Tips to staying safe while using fireworks
The patchy fireworks laws in the Tri-Cities can make it tough on police and fire crews during the Fourth of July.
If people are careful and considerate of their neighbors, the problems should be minimal. But last year, recently retired Pasco Police Chief Bob Metzger described the Tri-Cities as a “war zone” on July 4.
Let’s not repeat that.
That means being safe, smart and following the rules. If you live in Kennewick, Prosser, Connell or unincorporated Franklin County, personal fireworks are banned.
But certain types of fireworks are allowed in Richland, Pasco, Benton City, West Richland and unincorporated Benton County, and this means there will be popping and cracking and dogs cowering throughout the night.

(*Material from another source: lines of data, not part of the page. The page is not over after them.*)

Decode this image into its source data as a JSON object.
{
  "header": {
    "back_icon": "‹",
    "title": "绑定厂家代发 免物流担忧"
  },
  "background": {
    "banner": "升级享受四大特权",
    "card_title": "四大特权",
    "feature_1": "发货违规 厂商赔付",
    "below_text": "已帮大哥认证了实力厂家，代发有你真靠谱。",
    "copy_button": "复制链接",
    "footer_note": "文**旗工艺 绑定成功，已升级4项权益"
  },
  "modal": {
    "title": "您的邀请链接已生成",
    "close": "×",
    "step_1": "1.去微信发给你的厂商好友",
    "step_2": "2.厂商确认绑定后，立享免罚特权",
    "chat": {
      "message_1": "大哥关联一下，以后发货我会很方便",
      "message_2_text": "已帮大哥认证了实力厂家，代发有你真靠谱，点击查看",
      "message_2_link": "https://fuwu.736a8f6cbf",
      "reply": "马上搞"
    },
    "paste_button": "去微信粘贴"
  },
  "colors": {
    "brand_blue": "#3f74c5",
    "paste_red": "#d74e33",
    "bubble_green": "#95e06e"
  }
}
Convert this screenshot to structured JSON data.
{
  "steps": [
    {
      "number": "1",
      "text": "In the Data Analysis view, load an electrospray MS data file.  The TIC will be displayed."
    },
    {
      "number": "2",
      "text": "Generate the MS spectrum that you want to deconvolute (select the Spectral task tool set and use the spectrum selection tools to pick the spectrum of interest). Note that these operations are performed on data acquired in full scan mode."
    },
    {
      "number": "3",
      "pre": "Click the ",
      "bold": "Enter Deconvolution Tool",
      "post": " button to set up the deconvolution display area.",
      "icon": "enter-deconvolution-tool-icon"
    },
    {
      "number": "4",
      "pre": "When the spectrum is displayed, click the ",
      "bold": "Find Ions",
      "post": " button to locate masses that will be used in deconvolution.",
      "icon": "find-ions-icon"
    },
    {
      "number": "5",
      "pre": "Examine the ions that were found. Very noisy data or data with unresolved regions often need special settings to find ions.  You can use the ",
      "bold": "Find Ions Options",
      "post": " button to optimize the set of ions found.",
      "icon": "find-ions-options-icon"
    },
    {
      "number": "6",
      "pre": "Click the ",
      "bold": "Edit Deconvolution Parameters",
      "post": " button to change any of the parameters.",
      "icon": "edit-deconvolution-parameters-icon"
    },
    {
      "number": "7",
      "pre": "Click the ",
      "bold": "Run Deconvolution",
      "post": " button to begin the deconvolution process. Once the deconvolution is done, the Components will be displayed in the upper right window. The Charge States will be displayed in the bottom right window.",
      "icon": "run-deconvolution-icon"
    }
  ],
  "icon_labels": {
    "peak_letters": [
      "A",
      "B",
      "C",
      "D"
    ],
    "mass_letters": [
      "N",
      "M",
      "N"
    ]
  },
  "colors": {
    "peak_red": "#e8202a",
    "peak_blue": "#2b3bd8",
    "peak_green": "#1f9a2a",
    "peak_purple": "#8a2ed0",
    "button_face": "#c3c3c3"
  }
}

In Pasco, especially, city officials are paying close attention because they are in the second of a two-year experiment allowing residents to set off non-aerial, personal fireworks.
Backyard fireworks used to be banned in Pasco, but it was a difficult law to enforce so city officials decided to allow residents to light up specific, “safe-and-sane” fireworks.
The idea is that it will make it easier for police to focus on people setting off the illegal kind that fly into the air. This is the year that could determine if the new law will continue. It all depends on how the night goes.
Pasco police say this July 4 they plan on being more forceful.
Capt. Jeff Harpster told the Tri-City Herald that last year was the “education year” and this year is the “enforcement year.” Pasco police plan to have specific fireworks-related patrols that will be on the lookout for illegal fireworks.
In addition, fireworks in Pasco, Richland and West Richland are supposed to stop being set off at midnight on July 4, which didn’t happen last year. Typically the noise and celebrating tapers off around 11 p.m., but in 2018 fire crews were going hard until 2 or 2:30 a.m.
The Fourth of July is a fun holiday, but it can be an annoying one for neighbors trying to sleep, and a dangerous one if people aren’t careful – fireworks and the area’s dry grasses are a terrible combination.
In Kennewick, the launch site for the fireworks is changing once again. For years, fireworks were set off on a barge in the Columbia River, but that changed last year when the Tidewater barging company sold the barge, and nothing comparable could be found to replace it.
So the blast-off site was moved to the shore on the east end of Columbia Park. This year, however, it will be at the Columbia Park Golf Links Driving Range, and organizers say it will give spectators a better view.
The new launch site also will have a safety buffer zone to prevent accidents and injuries. We hope this new location will be a hit with fans who make the River of Fire Festival a part of their holiday celebration.
Attending a professional fireworks show in Kennewick or at Gesa Stadium in Pasco are the best ways to enjoy the Fourth of July.